Film Review: Sisters


Tina Fey and Amy Poehler pair up once more for the raucous quasi-Christmas comedy Sisters (2015). Penned by Saturday Night Live writer Paula Pell and helmed by Pitch Perfect (2012) director Jason Moore, the comedy sees Poehler and Fey star as Maura and Kate Ellis, two siblings approaching middle age. Maura is a divorcee, do-gooder nurse, perfectly introduced when she patronisingly tries to apply suncream to a man she believes to be homeless, only to realise he is in fact a resting construction worker.

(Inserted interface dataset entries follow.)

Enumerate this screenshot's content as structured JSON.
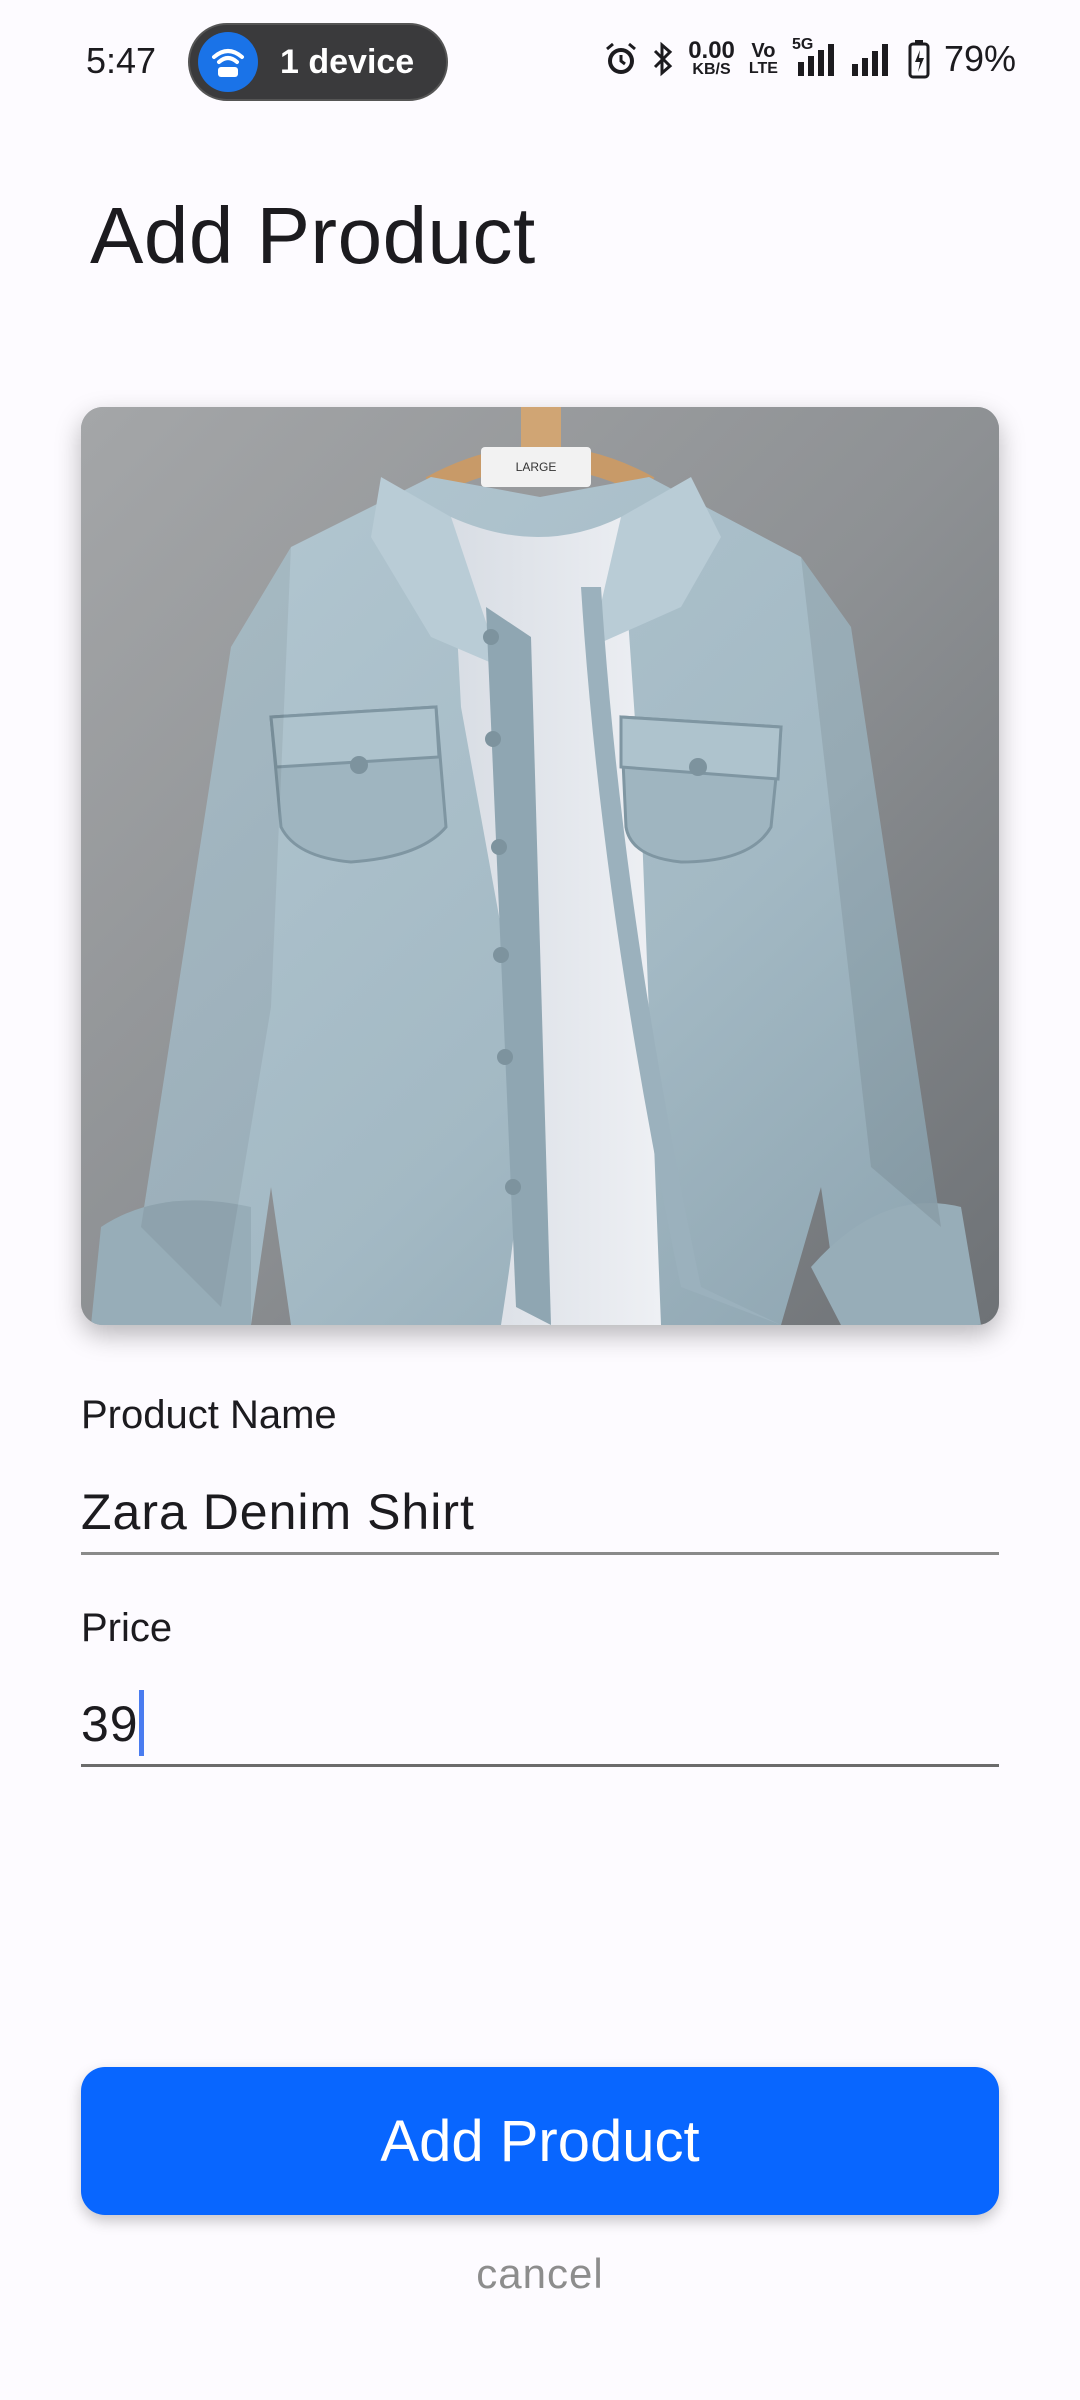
{
  "status_bar": {
    "time": "5:47",
    "hotspot_label": "1 device",
    "net_speed_value": "0.00",
    "net_speed_unit": "KB/S",
    "volte_top": "Vo",
    "volte_bottom": "LTE",
    "network_type": "5G",
    "battery_percent": "79%"
  },
  "page": {
    "title": "Add Product"
  },
  "product_image": {
    "subject": "light blue denim shirt on hanger",
    "tag_text": "LARGE"
  },
  "form": {
    "name_label": "Product Name",
    "name_value": "Zara Denim Shirt",
    "price_label": "Price",
    "price_value": "39"
  },
  "actions": {
    "submit_label": "Add Product",
    "cancel_label": "cancel"
  },
  "colors": {
    "primary": "#0866ff",
    "caret": "#4a7cf0",
    "cancel_text": "#8d8d8d"
  }
}
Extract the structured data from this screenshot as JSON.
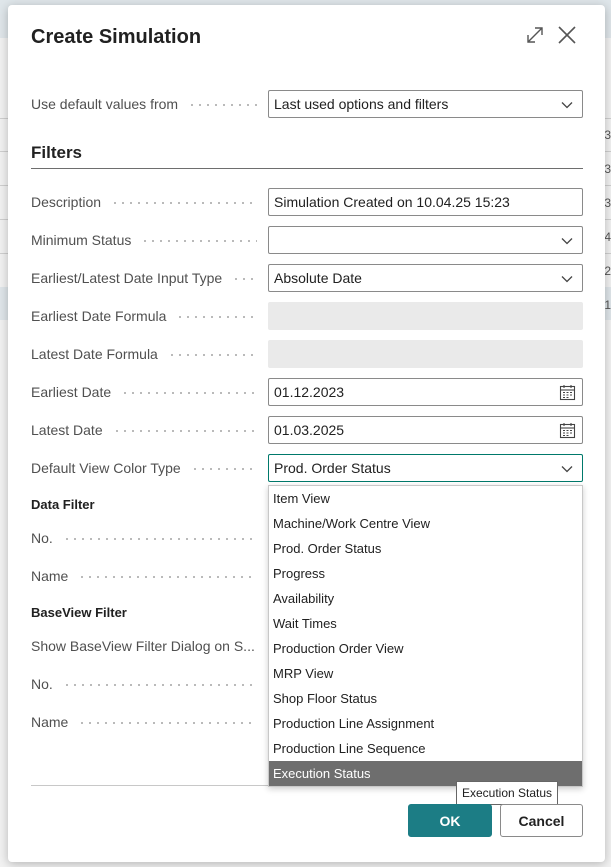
{
  "dialog": {
    "title": "Create Simulation",
    "expand_icon": "expand-icon",
    "close_icon": "close-icon"
  },
  "defaults": {
    "label": "Use default values from",
    "value": "Last used options and filters"
  },
  "filters": {
    "title": "Filters",
    "description_label": "Description",
    "description_value": "Simulation Created on 10.04.25 15:23",
    "minimum_status_label": "Minimum Status",
    "minimum_status_value": "",
    "date_input_type_label": "Earliest/Latest Date Input Type",
    "date_input_type_value": "Absolute Date",
    "earliest_formula_label": "Earliest Date Formula",
    "latest_formula_label": "Latest Date Formula",
    "earliest_date_label": "Earliest Date",
    "earliest_date_value": "01.12.2023",
    "latest_date_label": "Latest Date",
    "latest_date_value": "01.03.2025",
    "color_type_label": "Default View Color Type",
    "color_type_value": "Prod. Order Status"
  },
  "data_filter": {
    "title": "Data Filter",
    "no_label": "No.",
    "name_label": "Name"
  },
  "baseview_filter": {
    "title": "BaseView Filter",
    "show_dialog_label": "Show BaseView Filter Dialog on S...",
    "no_label": "No.",
    "name_label": "Name"
  },
  "dropdown": {
    "items": [
      "Item View",
      "Machine/Work Centre View",
      "Prod. Order Status",
      "Progress",
      "Availability",
      "Wait Times",
      "Production Order View",
      "MRP View",
      "Shop Floor Status",
      "Production Line Assignment",
      "Production Line Sequence",
      "Execution Status"
    ],
    "highlighted": "Execution Status"
  },
  "tooltip": "Execution Status",
  "buttons": {
    "ok": "OK",
    "cancel": "Cancel"
  },
  "background": {
    "digits": [
      "3",
      "3",
      "3",
      "4",
      "2",
      "1"
    ]
  },
  "colors": {
    "accent": "#1c7d85",
    "highlight": "#6e6e6e"
  }
}
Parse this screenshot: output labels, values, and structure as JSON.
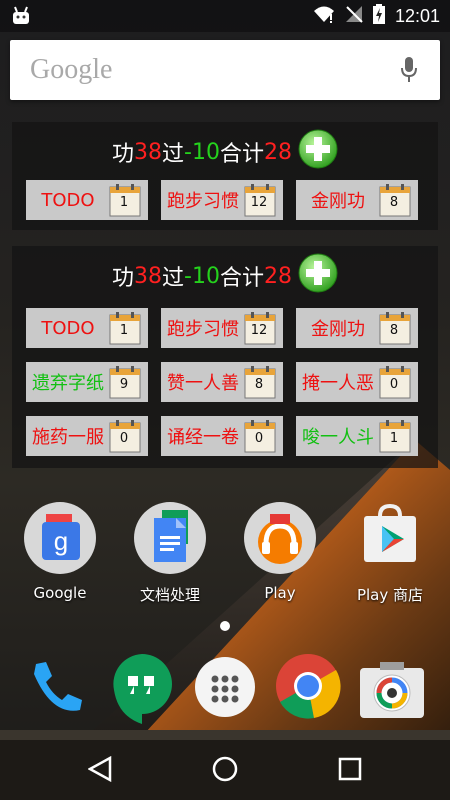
{
  "status_bar": {
    "time": "12:01"
  },
  "search": {
    "logo_text": "Google"
  },
  "widgets": [
    {
      "summary": {
        "gong_label": "功",
        "gong_value": "38",
        "guo_label": "过",
        "guo_value": "-10",
        "total_label": "合计",
        "total_value": "28"
      },
      "cells": [
        {
          "label": "TODO",
          "count": "1",
          "color": "red"
        },
        {
          "label": "跑步习惯",
          "count": "12",
          "color": "red"
        },
        {
          "label": "金刚功",
          "count": "8",
          "color": "red"
        }
      ]
    },
    {
      "summary": {
        "gong_label": "功",
        "gong_value": "38",
        "guo_label": "过",
        "guo_value": "-10",
        "total_label": "合计",
        "total_value": "28"
      },
      "cells": [
        {
          "label": "TODO",
          "count": "1",
          "color": "red"
        },
        {
          "label": "跑步习惯",
          "count": "12",
          "color": "red"
        },
        {
          "label": "金刚功",
          "count": "8",
          "color": "red"
        },
        {
          "label": "遗弃字纸",
          "count": "9",
          "color": "green"
        },
        {
          "label": "赞一人善",
          "count": "8",
          "color": "red"
        },
        {
          "label": "掩一人恶",
          "count": "0",
          "color": "red"
        },
        {
          "label": "施药一服",
          "count": "0",
          "color": "red"
        },
        {
          "label": "诵经一卷",
          "count": "0",
          "color": "red"
        },
        {
          "label": "唆一人斗",
          "count": "1",
          "color": "green"
        }
      ]
    }
  ],
  "apps": [
    {
      "label": "Google",
      "icon": "google-folder-icon"
    },
    {
      "label": "文档处理",
      "icon": "docs-folder-icon"
    },
    {
      "label": "Play",
      "icon": "play-folder-icon"
    },
    {
      "label": "Play 商店",
      "icon": "play-store-icon"
    }
  ],
  "dock": [
    "phone-icon",
    "hangouts-icon",
    "app-drawer-icon",
    "chrome-icon",
    "camera-icon"
  ],
  "colors": {
    "red": "#ee1111",
    "green": "#12c012",
    "cell_bg": "#c9c9c9"
  }
}
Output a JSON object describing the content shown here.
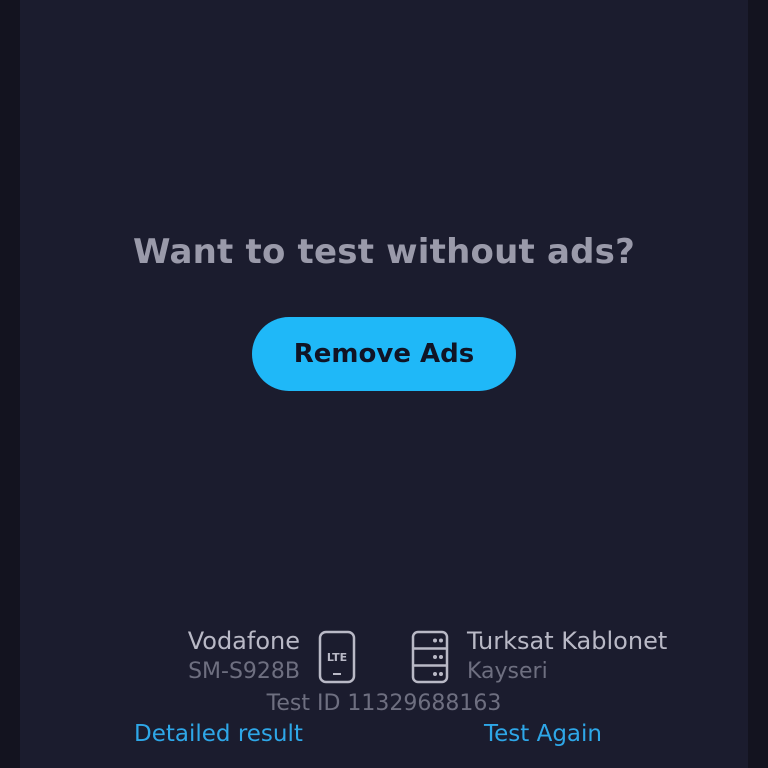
{
  "promo": {
    "headline": "Want to test without ads?",
    "button_label": "Remove Ads"
  },
  "client": {
    "provider": "Vodafone",
    "device": "SM-S928B",
    "connection_type": "LTE",
    "connection_icon": "phone-lte-icon"
  },
  "server": {
    "isp": "Turksat Kablonet",
    "city": "Kayseri",
    "icon": "server-icon"
  },
  "test": {
    "id_label": "Test ID 11329688163"
  },
  "actions": {
    "detailed_label": "Detailed result",
    "again_label": "Test Again"
  },
  "colors": {
    "background": "#1b1c2e",
    "accent": "#1fb8f8",
    "link": "#2ea7e8",
    "primary_text": "#b9b9c6",
    "secondary_text": "#6e6f80"
  }
}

Fey’s Kate, on the other hand, is a party animal and single-mother struggling with her failing beauty business and relationship with her despairing daughter, Hayley (Madison Davenport). Initially, it appears that the Ellis girls are the antithesis of each other. However, both are leading lives tinged with loneliness and regret. The chemistry of the duo is potent and with a sharp, quick-witted script it avoids the clichéd tropes of arrested development. The success of Sisters lies in the wide mainstream appeal of Fey and Poehler, with a conscious decision to reverse their respective roles from Baby Mama (2008) paying dividends.

Their lives in free-fall, Kate and Maura have to return home to clear out their bedrooms after they discover their parents (Dianne Wiest and James Brolin offer ample support) are selling their childhood home. Furious at the news, they revert to their childhood dynamics, oscillating between brattish sibling squabbles and tender sisterhood. Deciding that this is the perfect opportunity to throw one last epic “Ellis Island” party, they rally old school friends for one last night of debauched, drug-fuelled mayhem, raising a glass to yesteryear complete with dance routines. Part of the reason for the party is to allow Maura to let down her hair, dropping her party-mom persona and let rip, while Kate has to take on the role of the designated driver, making sure things don’t get too out of control, which of course they do.

Sisters need not be valued in terms of gender balancing but rather how successfully it works as a film by comedians and comic writers. Not only does it pack in the laughs but it also manages to find sweeter moments reflecting on the idea of accepting the loss of youth, but gender is not the reason this comedy works so well – it is the Fey and Poehler’s incredibly ability as performers. There are notable supporting performances from John Leguizamo as a seedy alcoholic and Ike Barinholtz as the guy-next-door who catches the eye of Maura. The most surprising performance comes from former wrestler John Cena as drug dealer Pazuzu (despite the name there is no obvious reference to The Exorcist), who has incredible comic timing. Both tender and hilarious, Sisters is a raucous romp and complete catnip for fans of Fey and Poehler.

Joe Walsh | @JosephDAWalsh